▶ [TASK INSTRUCTIONS]
Retype each of the records below exactly, leaving the pictures out.

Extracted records
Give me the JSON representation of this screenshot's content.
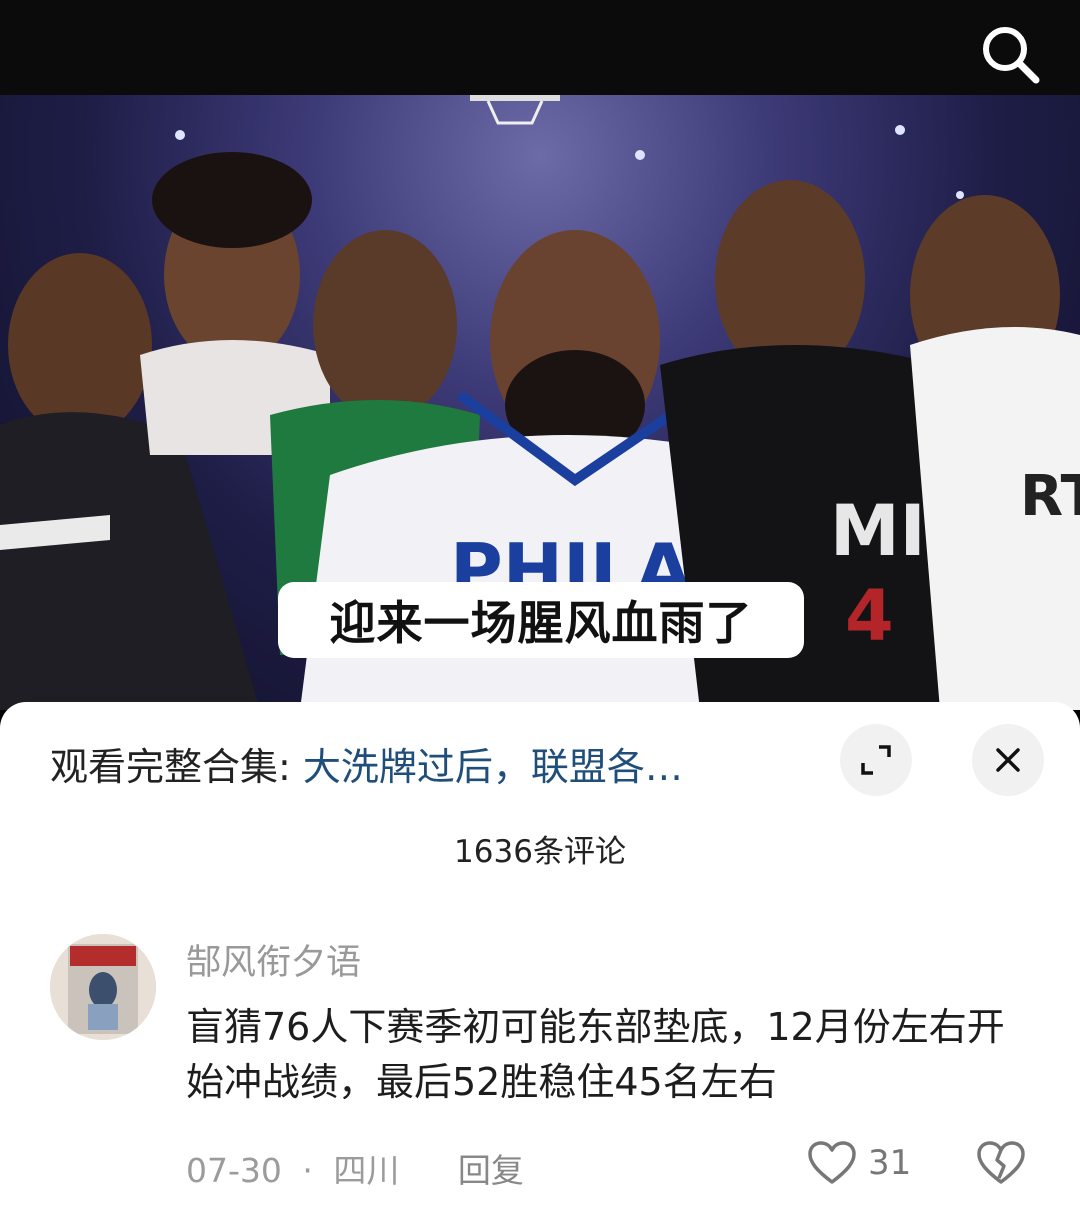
{
  "video": {
    "caption": "迎来一场腥风血雨了"
  },
  "collection": {
    "prefix": "观看完整合集: ",
    "title": "大洗牌过后，联盟各…"
  },
  "comments_count": "1636条评论",
  "comment": {
    "username": "郜风衔夕语",
    "text": "盲猜76人下赛季初可能东部垫底，12月份左右开始冲战绩，最后52胜稳住45名左右",
    "date": "07-30",
    "separator": "·",
    "location": "四川",
    "reply_label": "回复",
    "likes": "31"
  },
  "icons": {
    "search": "search-icon",
    "expand": "expand-icon",
    "close": "close-icon",
    "like": "heart-icon",
    "dislike": "broken-heart-icon"
  }
}
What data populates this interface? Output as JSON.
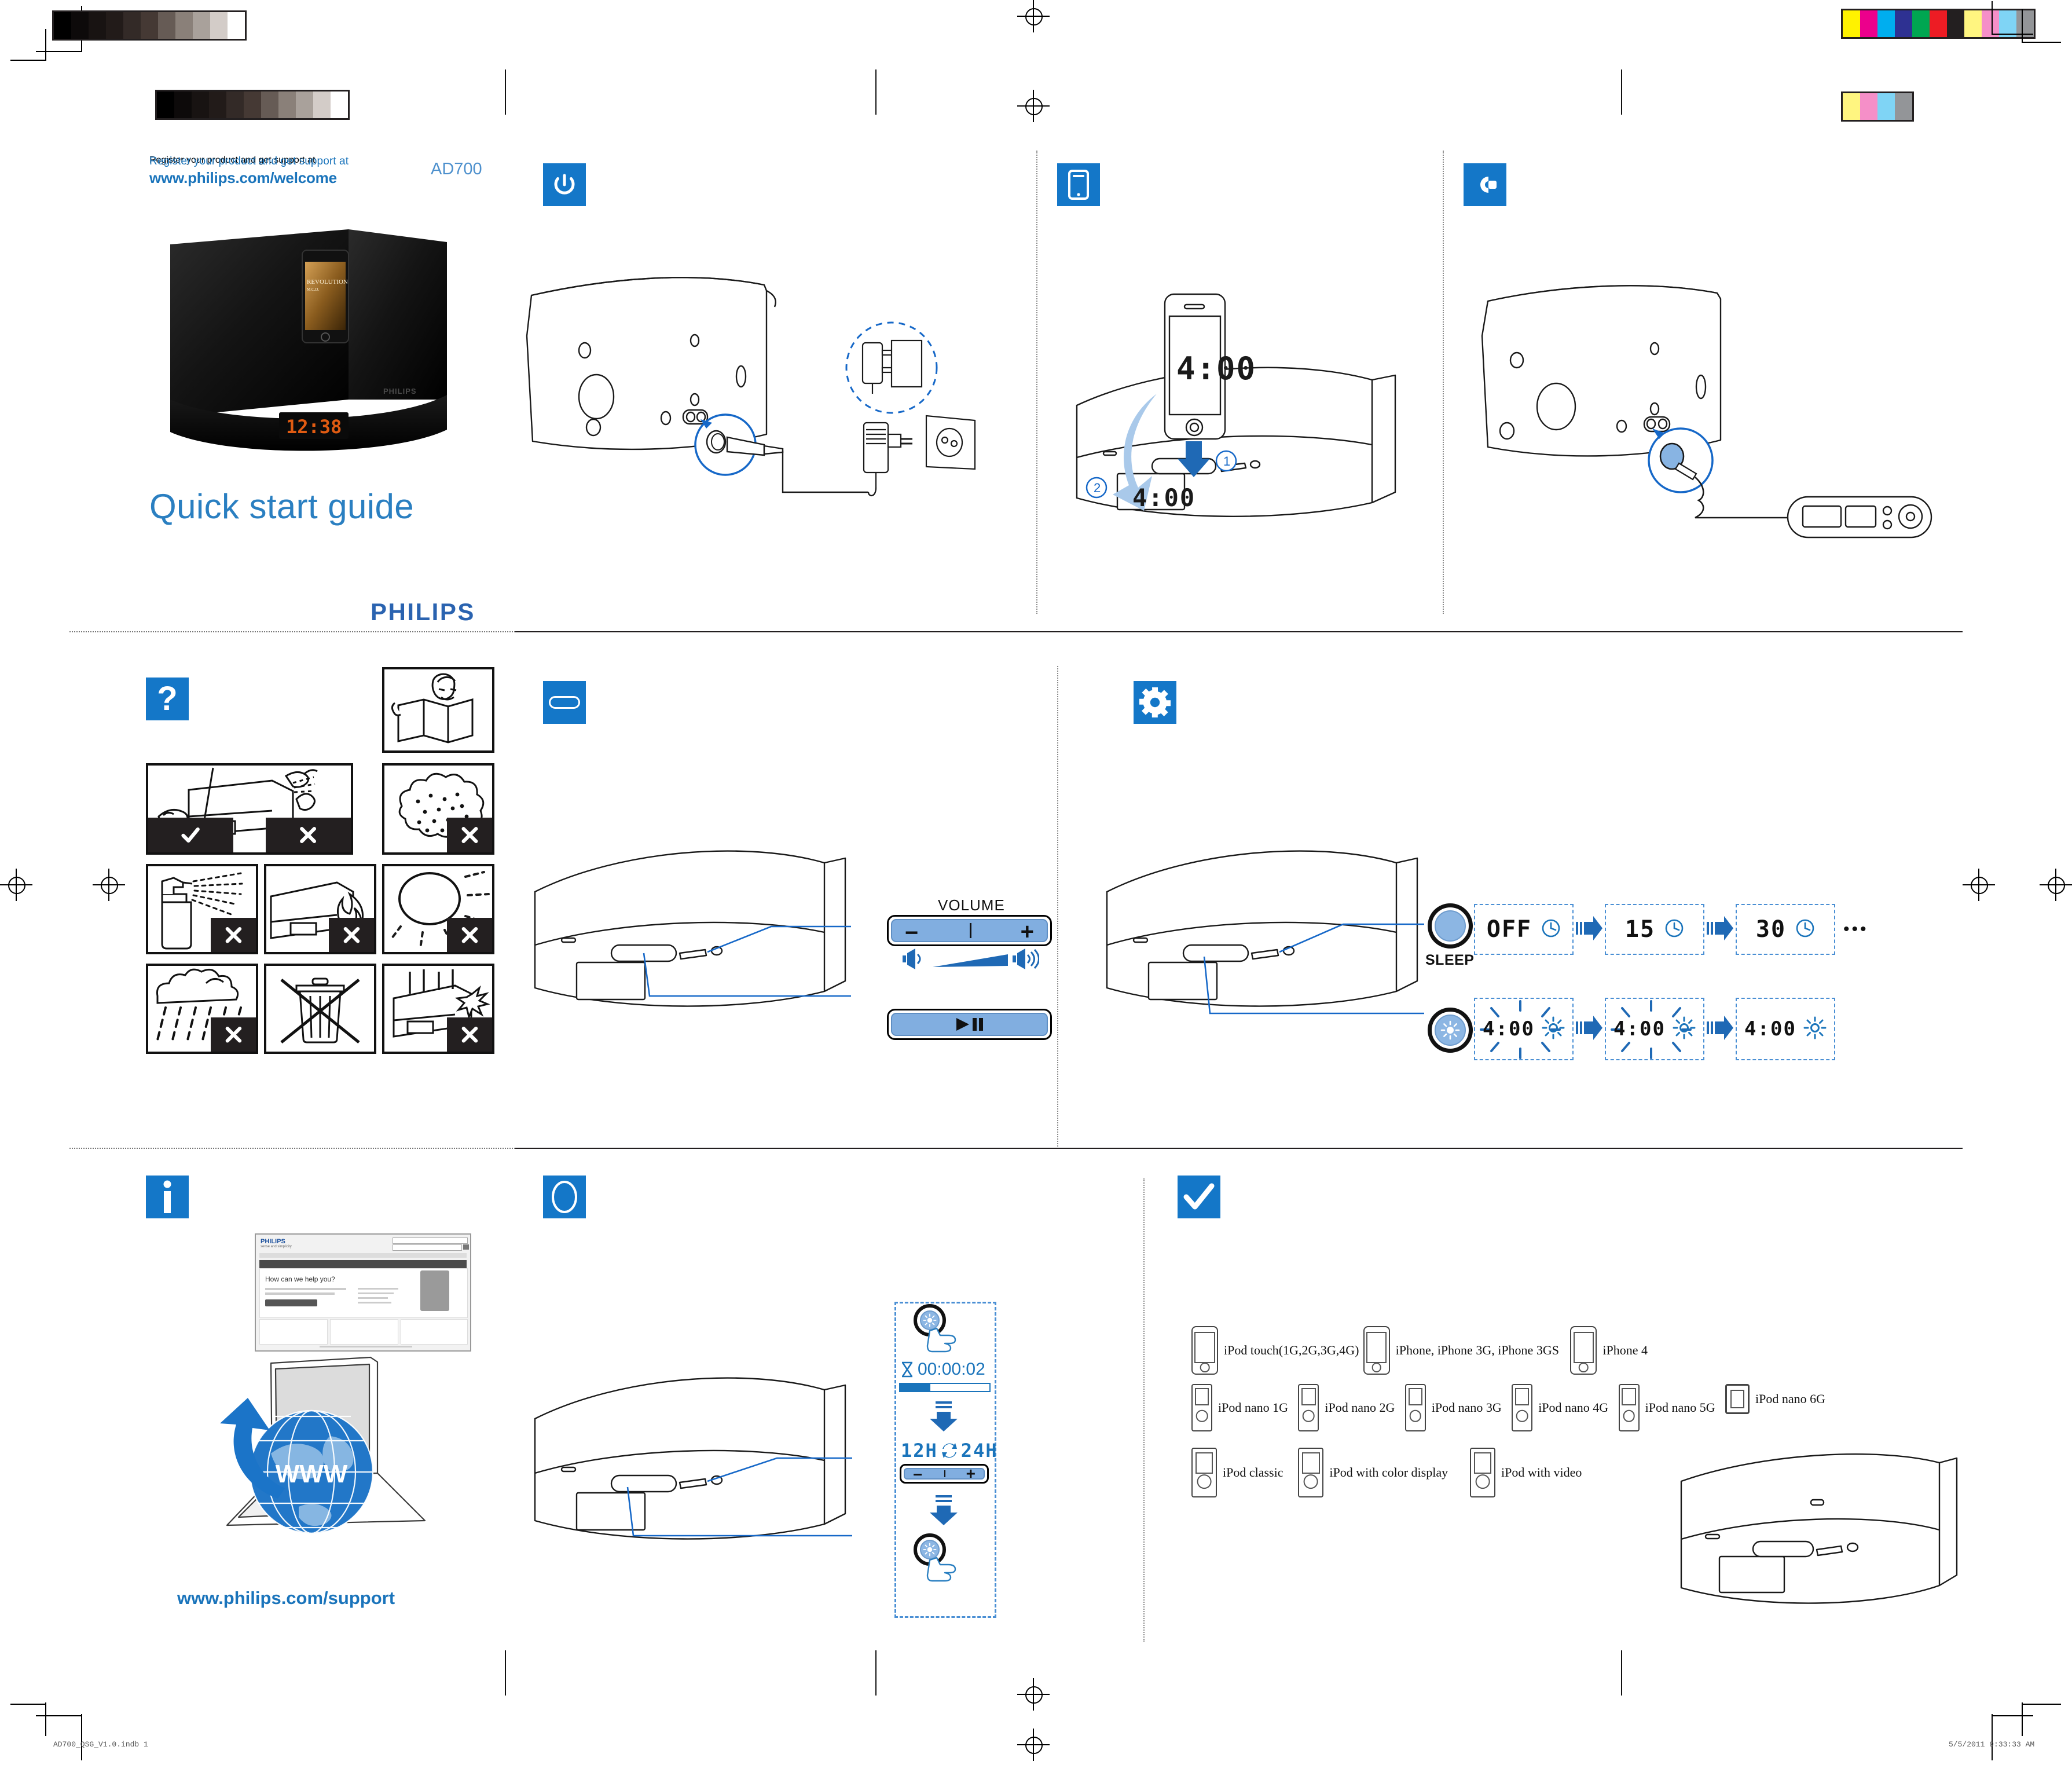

▶ [ANSWER TO THIS PROBLEM]
Give me the JSON representation of this screenshot's content.
{
  "video": {
    "caption": "迎来一场腥风血雨了"
  },
  "collection": {
    "prefix": "观看完整合集: ",
    "title": "大洗牌过后，联盟各…"
  },
  "comments_count": "1636条评论",
  "comment": {
    "username": "郜风衔夕语",
    "text": "盲猜76人下赛季初可能东部垫底，12月份左右开始冲战绩，最后52胜稳住45名左右",
    "date": "07-30",
    "separator": "·",
    "location": "四川",
    "reply_label": "回复",
    "likes": "31"
  },
  "icons": {
    "search": "search-icon",
    "expand": "expand-icon",
    "close": "close-icon",
    "like": "heart-icon",
    "dislike": "broken-heart-icon"
  }
}
What data populates this interface? Output as JSON.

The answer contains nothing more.